Britain’s energy sector has called on the government to seize the opportunity to deliver a green economic recovery.
Nine of the country’s energy trade associations, representing networks, generators, retailers and the supply chain have together called for action to boost Britain’s reputation as a renewable energy superpower.
Clear, ambitious targets with a robust framework are needed, the groups said in a statement. This should include; 40GW offshore wind, 40GW of solar, 30GW of onshore wind, 2GW of floating wind, 5GW of green hydrogen electrolyser capacity, and 1GW of marine energy.
Additionally, a clear plan to restore nuclear to at least existing levels should be developed. This comes just after EDF announced the closure of Dungeness B, meaning five of the nation’s eight nuclear plants will now close by 2024.
A Heat and Buildings Strategy that can empower customers is also needed, it continued, delivering market certainty and customer choice of technologies like heat-pumps and hydrogen-ready boilers, which can be rolled out through the 2020s.
There is a particular focus on the need for more work to decarbonise the heating sector, with the Environmental Audit Committee condemning government investment in the area as being “woefully inadequate” earlier this year. The Green Homes Grant – a scheme which helped fund heat pumps amongst other technologies – was also shuttered early, in a move that was largely condemned.
Beyond these points, the group of energy associations have called for a Just Transition Strategy that would work to maximise the employment opportunities of Net Zero, through bringing together schemes like The North Sea Transition Deal.
Strategic investment ahead of need is also required in the least risk technologies and infrastructure, as well as a regulator with a clear mandate for action on climate change to support decarbonisation throughout the value chain.
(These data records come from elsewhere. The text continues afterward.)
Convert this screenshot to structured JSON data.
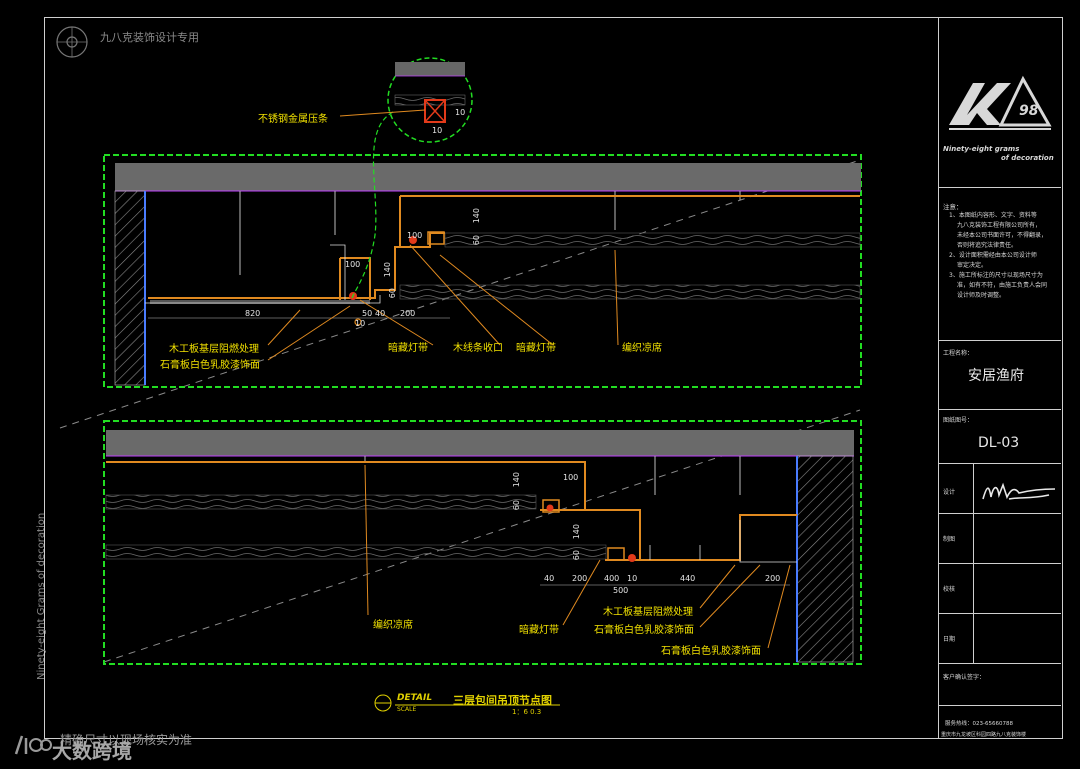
{
  "watermark_top": "九八克装饰设计专用",
  "watermark_side": "Ninety-eight Grams of decoration",
  "watermark_bottom": "精确尺寸以现场核实为准",
  "watermark_brand": "大数跨境",
  "detail_callout": {
    "label": "不锈钢金属压条",
    "dims": [
      "10",
      "10"
    ]
  },
  "upper_section": {
    "labels": {
      "wood_fire": "木工板基层阻燃处理",
      "gypsum": "石膏板白色乳胶漆饰面",
      "led1": "暗藏灯带",
      "wood_trim": "木线条收口",
      "led2": "暗藏灯带",
      "woven": "编织凉席"
    },
    "dims": [
      "820",
      "50",
      "40",
      "200",
      "100",
      "140",
      "60",
      "100",
      "140",
      "60",
      "10"
    ]
  },
  "lower_section": {
    "labels": {
      "woven": "编织凉席",
      "led": "暗藏灯带",
      "wood_fire": "木工板基层阻燃处理",
      "gypsum1": "石膏板白色乳胶漆饰面",
      "gypsum2": "石膏板白色乳胶漆饰面"
    },
    "dims": [
      "140",
      "100",
      "60",
      "140",
      "60",
      "40",
      "200",
      "400",
      "10",
      "440",
      "200",
      "500"
    ]
  },
  "caption": {
    "detail_word": "DETAIL",
    "scale_word": "SCALE",
    "title": "三层包间吊顶节点图",
    "scale": "1：6   0.3"
  },
  "title_block": {
    "logo_text": "KA",
    "logo_num": "98",
    "company_en_1": "Ninety-eight grams",
    "company_en_2": "of decoration",
    "notes_title": "注意：",
    "notes": [
      "1、本图纸内容形、文字、资料等",
      "九八克装饰工程有限公司所有，",
      "未经本公司书面许可，不得翻录，",
      "否则将追究法律责任。",
      "2、设计面积需经由本公司设计师",
      "审定决定。",
      "3、施工所标注的尺寸以现场尺寸为",
      "准，如有不符，由施工负责人会同",
      "设计师及时调整。"
    ],
    "project_label": "工程名称：",
    "project_name": "安居渔府",
    "drawing_no_label": "图纸图号：",
    "drawing_no": "DL-03",
    "design_label": "设计",
    "draw_label": "制图",
    "check_label": "校核",
    "date_label": "日期",
    "client_label": "客户确认签字：",
    "phone": "服务热线：023-65660788",
    "address": "重庆市九龙坡区科园四路九八克装饰楼"
  }
}
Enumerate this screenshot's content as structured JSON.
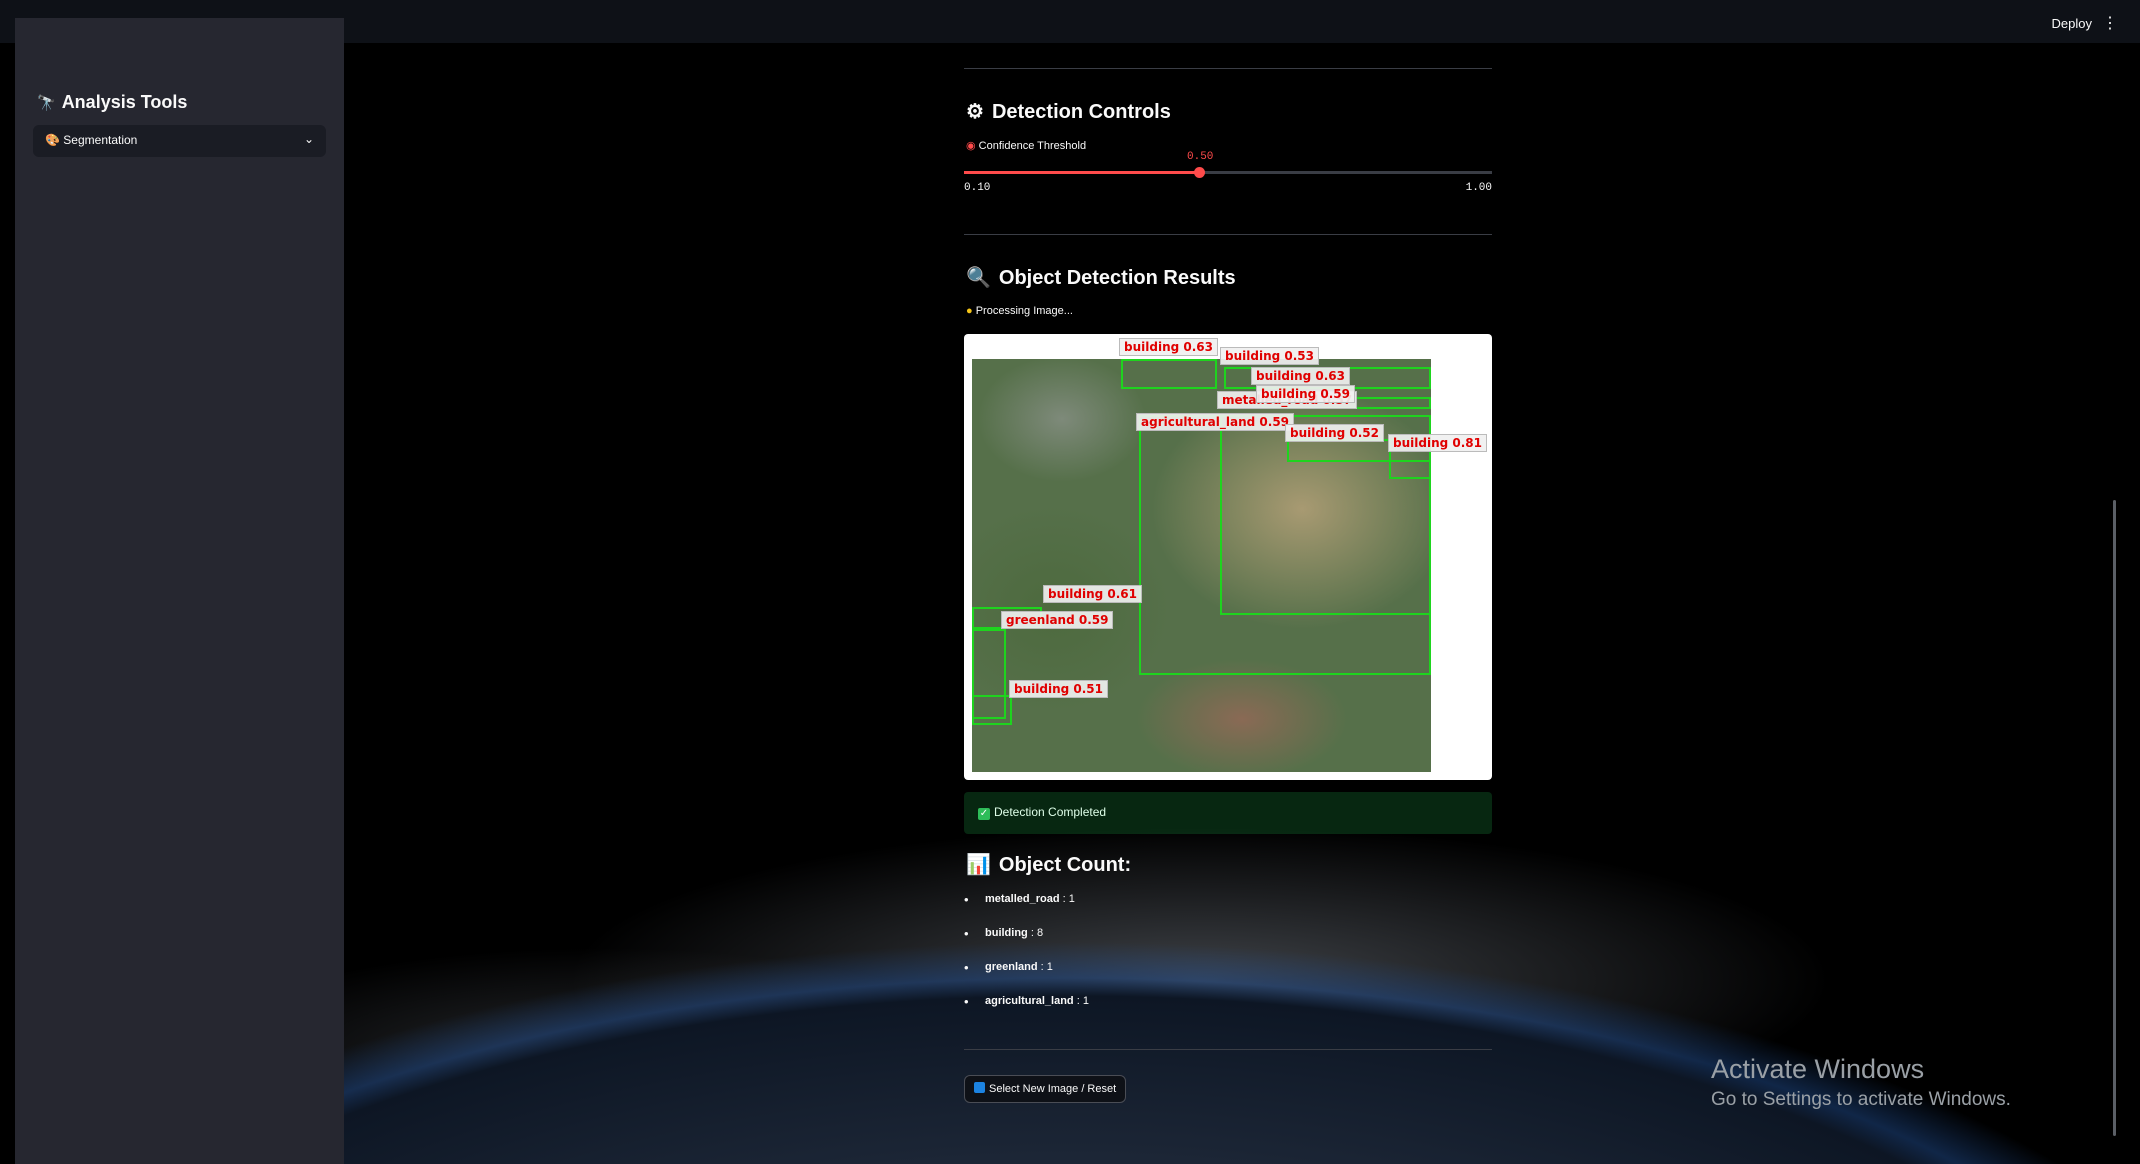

Finally, the group which includes; Association for Renewable Energy and Clean Technology, BEAMA, Energy UK, Energy & Utilities Alliance, Nuclear Industry Association, Renewable UK, Scottish Renewables and Solar Energy UK, have called for a UK Net Zero Strategy focused on key sectors and what they can deliver throughout the 2020s.
As COP26 approaches – with the global climate change convention set to be held in Glasgow in November – there is “little question over the UK’s ambition on climate change”, said David Smith, chief executive of Energy Networks Association, but now there needs to be a focus on delivery.
“The UK’s energy industry has done the heavy lifting so far and has tangible plans to not only fully decarbonise power, but also support the decarbonisation of heat, transportation and industry – plans which we want to work with government to deliver.
“The energy networks are at the heart of unlocking this green growth, turning climate plans into climate action and helping to provide a cleaner, greener future for all.”